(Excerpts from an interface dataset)
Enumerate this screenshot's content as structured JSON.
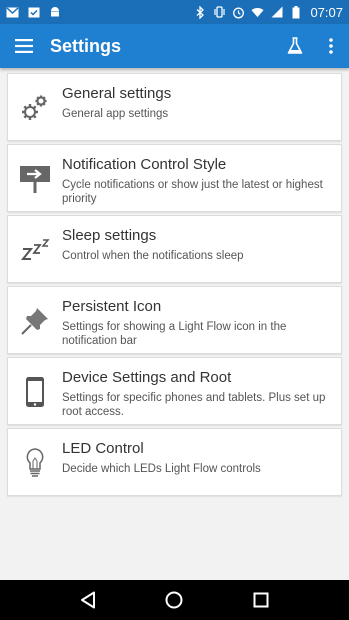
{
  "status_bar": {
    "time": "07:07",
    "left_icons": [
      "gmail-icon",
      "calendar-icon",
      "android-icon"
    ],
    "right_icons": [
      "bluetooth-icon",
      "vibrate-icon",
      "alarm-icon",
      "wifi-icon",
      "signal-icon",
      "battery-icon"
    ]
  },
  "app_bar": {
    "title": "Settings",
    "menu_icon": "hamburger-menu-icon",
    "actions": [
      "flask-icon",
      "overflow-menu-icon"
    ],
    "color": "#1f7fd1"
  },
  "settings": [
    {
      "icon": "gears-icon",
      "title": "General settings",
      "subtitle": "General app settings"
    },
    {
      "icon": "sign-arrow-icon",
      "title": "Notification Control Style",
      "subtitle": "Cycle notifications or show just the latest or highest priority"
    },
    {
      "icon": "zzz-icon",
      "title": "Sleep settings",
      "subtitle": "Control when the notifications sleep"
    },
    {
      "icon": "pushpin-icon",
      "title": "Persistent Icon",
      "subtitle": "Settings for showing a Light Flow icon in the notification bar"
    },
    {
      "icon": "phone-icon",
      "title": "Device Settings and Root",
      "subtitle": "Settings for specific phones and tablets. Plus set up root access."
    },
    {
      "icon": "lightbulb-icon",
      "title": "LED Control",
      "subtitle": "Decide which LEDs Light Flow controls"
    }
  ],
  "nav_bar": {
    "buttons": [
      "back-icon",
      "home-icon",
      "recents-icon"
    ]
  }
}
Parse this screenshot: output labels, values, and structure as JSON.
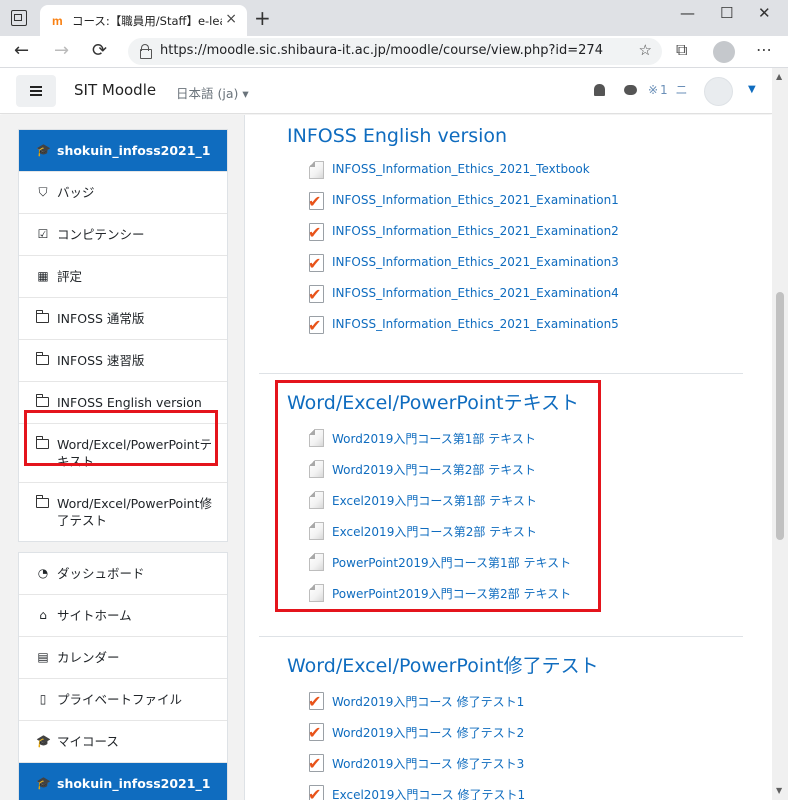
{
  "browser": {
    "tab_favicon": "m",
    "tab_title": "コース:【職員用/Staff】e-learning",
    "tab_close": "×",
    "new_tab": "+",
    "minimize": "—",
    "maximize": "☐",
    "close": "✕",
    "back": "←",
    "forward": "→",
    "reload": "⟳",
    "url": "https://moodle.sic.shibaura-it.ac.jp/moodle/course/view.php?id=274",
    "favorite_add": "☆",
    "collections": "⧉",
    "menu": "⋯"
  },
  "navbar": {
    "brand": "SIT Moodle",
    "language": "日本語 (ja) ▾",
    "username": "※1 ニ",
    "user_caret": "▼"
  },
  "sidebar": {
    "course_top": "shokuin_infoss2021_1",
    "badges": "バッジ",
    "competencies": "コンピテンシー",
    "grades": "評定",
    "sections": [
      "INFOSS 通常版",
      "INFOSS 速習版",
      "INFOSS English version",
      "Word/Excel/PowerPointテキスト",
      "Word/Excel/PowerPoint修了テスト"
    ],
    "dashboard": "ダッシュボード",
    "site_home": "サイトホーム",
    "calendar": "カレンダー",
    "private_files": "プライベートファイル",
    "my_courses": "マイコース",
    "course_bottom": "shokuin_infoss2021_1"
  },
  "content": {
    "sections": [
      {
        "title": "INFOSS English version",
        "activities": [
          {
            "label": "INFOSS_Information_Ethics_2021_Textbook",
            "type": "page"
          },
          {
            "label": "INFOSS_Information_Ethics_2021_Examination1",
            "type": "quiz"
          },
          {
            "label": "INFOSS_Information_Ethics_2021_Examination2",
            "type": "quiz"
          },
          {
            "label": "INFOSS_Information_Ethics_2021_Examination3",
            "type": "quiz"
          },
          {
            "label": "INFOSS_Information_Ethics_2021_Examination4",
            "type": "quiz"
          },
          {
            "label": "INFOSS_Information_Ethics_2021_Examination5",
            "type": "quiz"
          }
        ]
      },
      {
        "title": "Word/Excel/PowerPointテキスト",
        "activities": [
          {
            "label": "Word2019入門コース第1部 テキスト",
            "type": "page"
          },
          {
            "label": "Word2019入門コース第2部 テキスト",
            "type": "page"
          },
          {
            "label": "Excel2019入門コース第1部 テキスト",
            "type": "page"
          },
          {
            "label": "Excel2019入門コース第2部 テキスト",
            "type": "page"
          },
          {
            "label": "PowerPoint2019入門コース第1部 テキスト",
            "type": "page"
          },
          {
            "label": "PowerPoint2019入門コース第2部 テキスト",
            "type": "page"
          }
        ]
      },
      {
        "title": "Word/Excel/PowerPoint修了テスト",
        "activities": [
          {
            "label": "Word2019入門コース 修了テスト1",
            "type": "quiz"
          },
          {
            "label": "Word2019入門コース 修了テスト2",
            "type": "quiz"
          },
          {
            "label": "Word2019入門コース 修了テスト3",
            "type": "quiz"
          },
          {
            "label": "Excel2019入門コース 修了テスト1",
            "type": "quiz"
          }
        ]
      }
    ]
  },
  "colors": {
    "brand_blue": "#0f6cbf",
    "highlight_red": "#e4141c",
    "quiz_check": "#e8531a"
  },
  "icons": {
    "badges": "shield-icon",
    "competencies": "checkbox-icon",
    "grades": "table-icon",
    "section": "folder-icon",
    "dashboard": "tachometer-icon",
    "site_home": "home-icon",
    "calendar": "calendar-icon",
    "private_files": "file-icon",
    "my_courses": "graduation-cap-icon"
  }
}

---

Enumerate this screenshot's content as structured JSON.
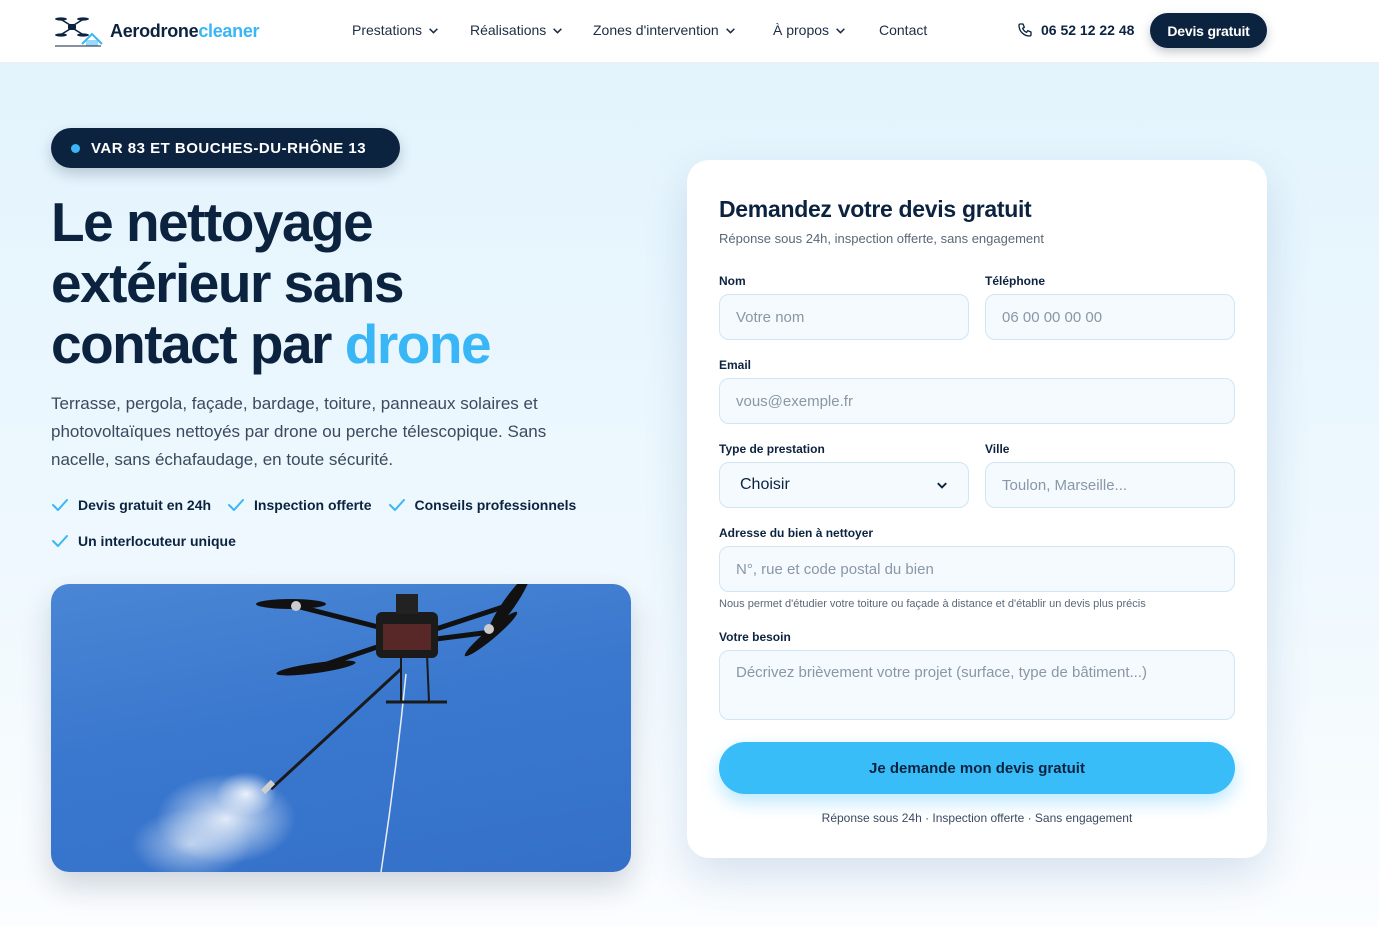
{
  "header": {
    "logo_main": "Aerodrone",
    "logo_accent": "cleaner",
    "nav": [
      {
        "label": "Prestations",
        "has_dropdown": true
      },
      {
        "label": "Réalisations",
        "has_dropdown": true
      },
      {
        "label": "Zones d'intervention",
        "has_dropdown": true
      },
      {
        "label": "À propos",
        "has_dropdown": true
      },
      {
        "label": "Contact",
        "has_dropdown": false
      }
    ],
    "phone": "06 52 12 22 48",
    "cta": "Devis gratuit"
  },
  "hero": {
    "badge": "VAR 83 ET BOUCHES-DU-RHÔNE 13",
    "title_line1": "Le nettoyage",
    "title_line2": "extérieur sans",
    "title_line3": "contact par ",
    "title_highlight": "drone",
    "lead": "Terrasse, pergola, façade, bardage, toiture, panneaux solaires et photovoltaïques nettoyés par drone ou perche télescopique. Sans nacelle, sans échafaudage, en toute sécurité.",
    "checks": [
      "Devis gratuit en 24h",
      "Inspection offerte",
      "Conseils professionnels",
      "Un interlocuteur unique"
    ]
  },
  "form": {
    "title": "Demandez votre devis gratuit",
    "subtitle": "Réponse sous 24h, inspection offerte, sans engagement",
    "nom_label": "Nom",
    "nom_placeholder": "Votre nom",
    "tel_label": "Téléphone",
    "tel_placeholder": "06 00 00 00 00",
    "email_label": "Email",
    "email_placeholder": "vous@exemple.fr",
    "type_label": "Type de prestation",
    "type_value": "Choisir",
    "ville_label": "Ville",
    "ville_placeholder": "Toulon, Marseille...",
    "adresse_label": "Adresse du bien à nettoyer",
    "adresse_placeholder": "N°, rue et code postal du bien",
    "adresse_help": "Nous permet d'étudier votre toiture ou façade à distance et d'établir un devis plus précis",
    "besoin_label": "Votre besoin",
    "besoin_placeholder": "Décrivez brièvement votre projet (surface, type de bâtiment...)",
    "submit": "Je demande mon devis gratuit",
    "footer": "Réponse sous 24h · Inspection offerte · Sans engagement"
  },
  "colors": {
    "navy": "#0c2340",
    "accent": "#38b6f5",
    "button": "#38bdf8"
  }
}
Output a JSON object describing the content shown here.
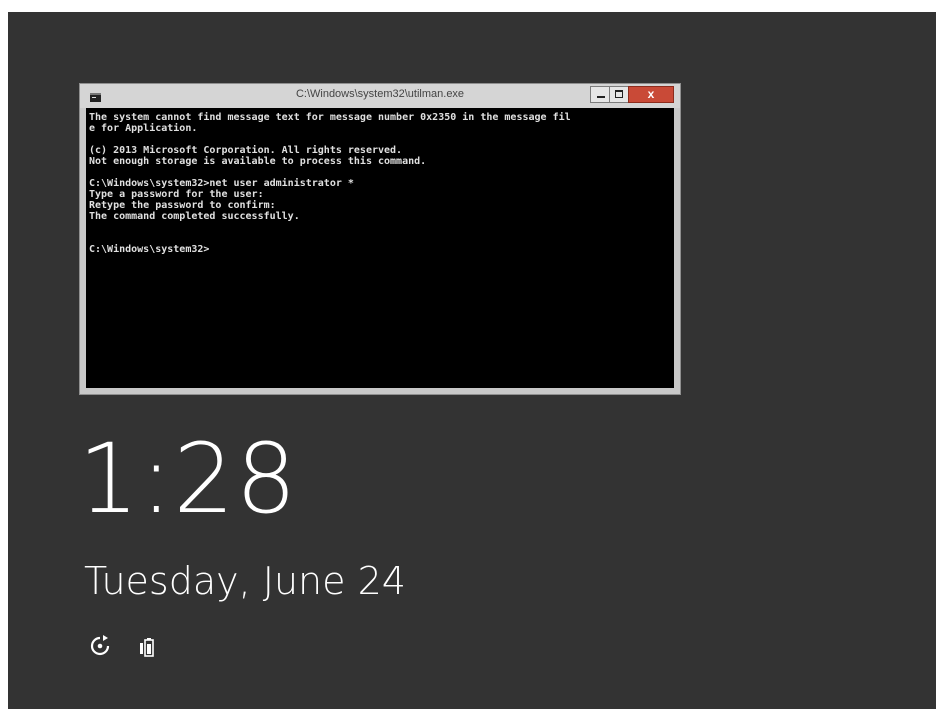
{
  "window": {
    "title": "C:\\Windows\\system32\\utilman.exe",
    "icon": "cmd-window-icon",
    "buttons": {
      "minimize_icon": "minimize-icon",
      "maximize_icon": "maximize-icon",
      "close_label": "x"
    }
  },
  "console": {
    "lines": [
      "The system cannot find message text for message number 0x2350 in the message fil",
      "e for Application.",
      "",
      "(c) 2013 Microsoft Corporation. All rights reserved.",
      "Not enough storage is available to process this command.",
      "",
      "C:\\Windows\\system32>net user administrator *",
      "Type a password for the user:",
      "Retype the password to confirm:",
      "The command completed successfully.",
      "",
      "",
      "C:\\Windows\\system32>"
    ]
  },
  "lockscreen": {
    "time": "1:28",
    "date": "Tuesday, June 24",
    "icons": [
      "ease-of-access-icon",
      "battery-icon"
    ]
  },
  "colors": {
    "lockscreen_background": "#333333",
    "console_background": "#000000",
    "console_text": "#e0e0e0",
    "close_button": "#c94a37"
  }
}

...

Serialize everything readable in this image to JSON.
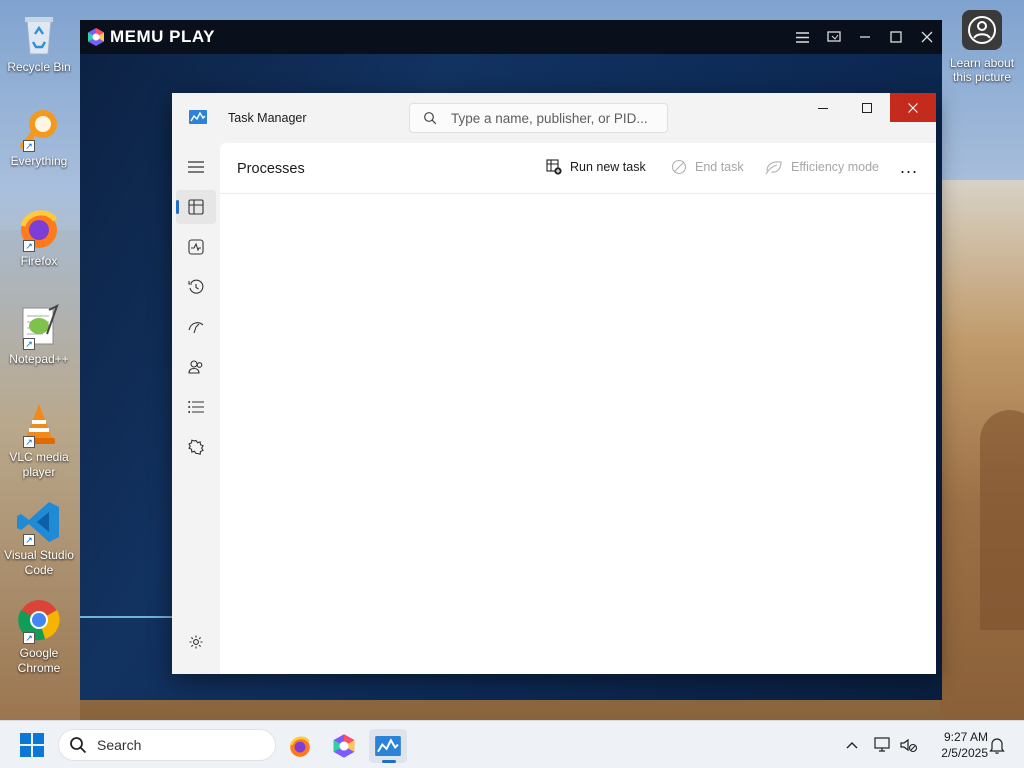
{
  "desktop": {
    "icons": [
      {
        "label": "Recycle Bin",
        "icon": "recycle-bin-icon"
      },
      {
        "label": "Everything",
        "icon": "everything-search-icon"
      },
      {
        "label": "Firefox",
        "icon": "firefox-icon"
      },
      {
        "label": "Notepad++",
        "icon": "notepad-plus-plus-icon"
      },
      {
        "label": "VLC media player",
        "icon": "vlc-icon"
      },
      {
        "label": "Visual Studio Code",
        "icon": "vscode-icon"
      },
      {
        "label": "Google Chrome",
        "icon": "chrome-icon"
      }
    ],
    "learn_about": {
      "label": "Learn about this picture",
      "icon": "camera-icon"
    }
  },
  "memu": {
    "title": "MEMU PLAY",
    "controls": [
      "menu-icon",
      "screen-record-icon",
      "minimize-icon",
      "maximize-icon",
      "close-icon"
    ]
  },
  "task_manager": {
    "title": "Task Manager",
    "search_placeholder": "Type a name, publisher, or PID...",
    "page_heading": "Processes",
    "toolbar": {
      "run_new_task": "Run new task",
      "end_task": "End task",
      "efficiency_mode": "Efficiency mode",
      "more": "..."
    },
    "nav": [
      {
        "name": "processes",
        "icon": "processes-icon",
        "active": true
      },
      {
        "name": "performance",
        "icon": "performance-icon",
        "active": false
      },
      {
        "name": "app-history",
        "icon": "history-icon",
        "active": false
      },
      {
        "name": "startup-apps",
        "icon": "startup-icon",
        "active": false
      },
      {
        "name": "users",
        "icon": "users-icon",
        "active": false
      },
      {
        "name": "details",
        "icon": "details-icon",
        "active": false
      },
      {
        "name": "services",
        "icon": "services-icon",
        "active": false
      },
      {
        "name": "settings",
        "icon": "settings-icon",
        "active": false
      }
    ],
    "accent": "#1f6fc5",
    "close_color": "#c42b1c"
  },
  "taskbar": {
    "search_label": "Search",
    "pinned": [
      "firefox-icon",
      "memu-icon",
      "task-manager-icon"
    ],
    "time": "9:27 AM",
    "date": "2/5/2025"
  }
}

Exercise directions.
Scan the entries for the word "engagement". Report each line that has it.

Answer to this exercise.
    "subtitle": "Réponse sous 24h, inspection offerte, sans engagement",
    "footer": "Réponse sous 24h · Inspection offerte · Sans engagement"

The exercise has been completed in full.